Time for Strategic Europe’s annual summer reading suggestions! Carnegie Europe has asked a cross-section of diplomats, policymakers, and analysts to share their favorite books. The full selection of reading lists is available here.

 

Steven ErlangerLondon bureau chief of the New York Times

Foreign Policy

Germany matters, so in combination: Germany: Memories of a Nation by Neil MacGregor, with wonderful illustrations and insight, based on the British Museum exhibition; and Reluctant Meister: How Germany’s Past is Shaping its European Future by Stephen Green.

Fiction

Preparation for the Next Life by Atticus Lish. A deeply moving and deeply reported novel about an illegal Chinese immigrant and an Iraqi war veteran, struggling to make a life in the far boroughs of New York City.

Home Country (United States)

The Harder They Come by T. C. Boyle. A great novel of Californian and American obsessions with independence, the wilderness, and violence—but with a weak title, presumably derived from the Jimmy Cliff movie.

Guilty Pleasure

Not so guilty, but the novels of Kent Haruf, who recently died, about the people of a Colorado town of the imagination. Especially Plainsong and Benediction.

 

Mark LeonardCo-founder and director of the European Council on Foreign Relations

Foreign Policy

China’s Second Continent: How a Million Migrants Are Building a New Empire in Africa by Howard French. This is an amazing story about the million or more Chinese settlers who are remaking the African continent and pioneering a new model of globalization. That model is defined not by the West but by Chinese entrepreneurs, banks, and construction companies who roam the planet in search of outlets for their money and goods and the markets and raw materials needed to sustain China’s growth.

Fiction

The Map and the Territory by Michel Houellebecq. The map is more interesting than the territory according to the protagonist in this typically cynical tome by one of France’s most controversial authors. The book provides a sobering picture of the future available to European countries such as France in a world where economic and military power are moving elsewhere.

Home Country (United Kingdom)

The China-Pakistan Axis: Asia’s New Geopolitics by Andrew Small. With America withdrawing from Afghanistan and China launching its monumentally ambitious Silk Road projects, Small’s remarkable book could not be more topical. It shines a light on China’s most intense and secretive relationship, which was forged in the Cold War but which now offers the prospect of helping China move from being a regional to a global power by building a series of ports, pipelines, and other connections with the rest of the world.

 

Radosław SikorskiFormer Polish foreign minister

Foreign Policy

The Great Powers and Poland, 1919–1945: From Versailles to Yalta by Jan Karski.
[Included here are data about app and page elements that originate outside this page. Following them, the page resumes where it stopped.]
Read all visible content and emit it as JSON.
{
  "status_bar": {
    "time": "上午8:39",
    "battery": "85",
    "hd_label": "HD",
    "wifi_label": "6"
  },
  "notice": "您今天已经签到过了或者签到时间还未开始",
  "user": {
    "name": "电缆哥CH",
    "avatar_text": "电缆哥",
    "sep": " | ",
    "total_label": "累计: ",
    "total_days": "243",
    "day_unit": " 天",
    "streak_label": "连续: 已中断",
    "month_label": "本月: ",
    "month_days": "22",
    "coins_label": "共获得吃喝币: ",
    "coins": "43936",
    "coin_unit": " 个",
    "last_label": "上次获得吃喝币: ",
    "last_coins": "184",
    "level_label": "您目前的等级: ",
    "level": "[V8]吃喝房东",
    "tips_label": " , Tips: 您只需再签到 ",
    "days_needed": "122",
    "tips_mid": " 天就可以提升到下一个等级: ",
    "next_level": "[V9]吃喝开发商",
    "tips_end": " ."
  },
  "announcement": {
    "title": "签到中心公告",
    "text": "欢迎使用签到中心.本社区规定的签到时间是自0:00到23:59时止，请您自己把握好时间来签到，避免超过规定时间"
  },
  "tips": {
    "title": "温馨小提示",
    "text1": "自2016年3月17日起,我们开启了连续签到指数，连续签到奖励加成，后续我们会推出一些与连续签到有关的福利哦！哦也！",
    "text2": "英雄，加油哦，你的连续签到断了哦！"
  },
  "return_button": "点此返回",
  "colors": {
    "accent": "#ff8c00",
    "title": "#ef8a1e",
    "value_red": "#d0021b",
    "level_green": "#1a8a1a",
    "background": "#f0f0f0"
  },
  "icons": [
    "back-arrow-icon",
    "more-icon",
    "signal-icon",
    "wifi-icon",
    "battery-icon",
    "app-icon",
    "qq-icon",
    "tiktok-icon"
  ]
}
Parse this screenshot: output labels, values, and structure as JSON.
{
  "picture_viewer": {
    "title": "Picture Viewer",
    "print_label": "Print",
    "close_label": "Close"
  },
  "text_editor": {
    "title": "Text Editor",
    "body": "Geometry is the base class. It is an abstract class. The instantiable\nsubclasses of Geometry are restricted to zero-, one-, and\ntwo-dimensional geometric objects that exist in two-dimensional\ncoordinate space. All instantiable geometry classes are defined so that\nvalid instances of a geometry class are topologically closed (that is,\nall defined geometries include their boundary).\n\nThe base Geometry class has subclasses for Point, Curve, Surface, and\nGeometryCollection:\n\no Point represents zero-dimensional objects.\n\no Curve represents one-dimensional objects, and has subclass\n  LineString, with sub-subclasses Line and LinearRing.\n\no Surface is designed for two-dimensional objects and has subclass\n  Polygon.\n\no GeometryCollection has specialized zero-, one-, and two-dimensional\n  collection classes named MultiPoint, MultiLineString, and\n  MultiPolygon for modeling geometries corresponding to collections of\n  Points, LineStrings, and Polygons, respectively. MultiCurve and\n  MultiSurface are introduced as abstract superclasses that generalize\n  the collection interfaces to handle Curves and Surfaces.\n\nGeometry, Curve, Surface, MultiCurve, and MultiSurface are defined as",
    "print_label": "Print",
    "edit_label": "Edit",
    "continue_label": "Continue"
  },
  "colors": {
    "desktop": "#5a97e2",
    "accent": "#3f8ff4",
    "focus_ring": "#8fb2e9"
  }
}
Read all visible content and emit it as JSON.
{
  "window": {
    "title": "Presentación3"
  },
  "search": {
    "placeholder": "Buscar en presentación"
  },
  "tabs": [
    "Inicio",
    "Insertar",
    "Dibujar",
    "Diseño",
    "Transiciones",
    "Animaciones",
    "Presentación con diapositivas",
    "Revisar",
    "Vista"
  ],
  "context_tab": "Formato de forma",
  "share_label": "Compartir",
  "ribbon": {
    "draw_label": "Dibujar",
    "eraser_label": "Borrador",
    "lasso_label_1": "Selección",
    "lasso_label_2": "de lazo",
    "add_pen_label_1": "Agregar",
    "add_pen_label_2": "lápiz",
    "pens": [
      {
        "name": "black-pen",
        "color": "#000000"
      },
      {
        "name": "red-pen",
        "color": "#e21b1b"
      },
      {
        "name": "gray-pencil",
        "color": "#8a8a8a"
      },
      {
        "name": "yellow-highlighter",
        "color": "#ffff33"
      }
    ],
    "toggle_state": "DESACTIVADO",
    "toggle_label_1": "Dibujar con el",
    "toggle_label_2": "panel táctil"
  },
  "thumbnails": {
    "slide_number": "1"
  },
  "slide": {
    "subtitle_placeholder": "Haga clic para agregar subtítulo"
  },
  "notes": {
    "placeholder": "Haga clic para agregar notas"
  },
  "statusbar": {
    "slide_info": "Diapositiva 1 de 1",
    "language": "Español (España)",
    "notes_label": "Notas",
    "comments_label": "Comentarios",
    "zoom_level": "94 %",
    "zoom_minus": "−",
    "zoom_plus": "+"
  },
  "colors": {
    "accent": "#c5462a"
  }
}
The Polish courier who told U.S. president Franklin D. Roosevelt about the Holocaust was also a considerable scholar.

Fiction

Scoop by Evelyn Waugh. Every war reporter’s must-read on how to grab your readers’ attention.

Home Country (Poland)

Madame by Antoni Libera. A brilliant rendering of an anti-Communist childhood in Communist Poland.

Guilty Pleasure

Lucky Bastard by Charles McCarry. A spoof of a political thriller with a testosterone overdose.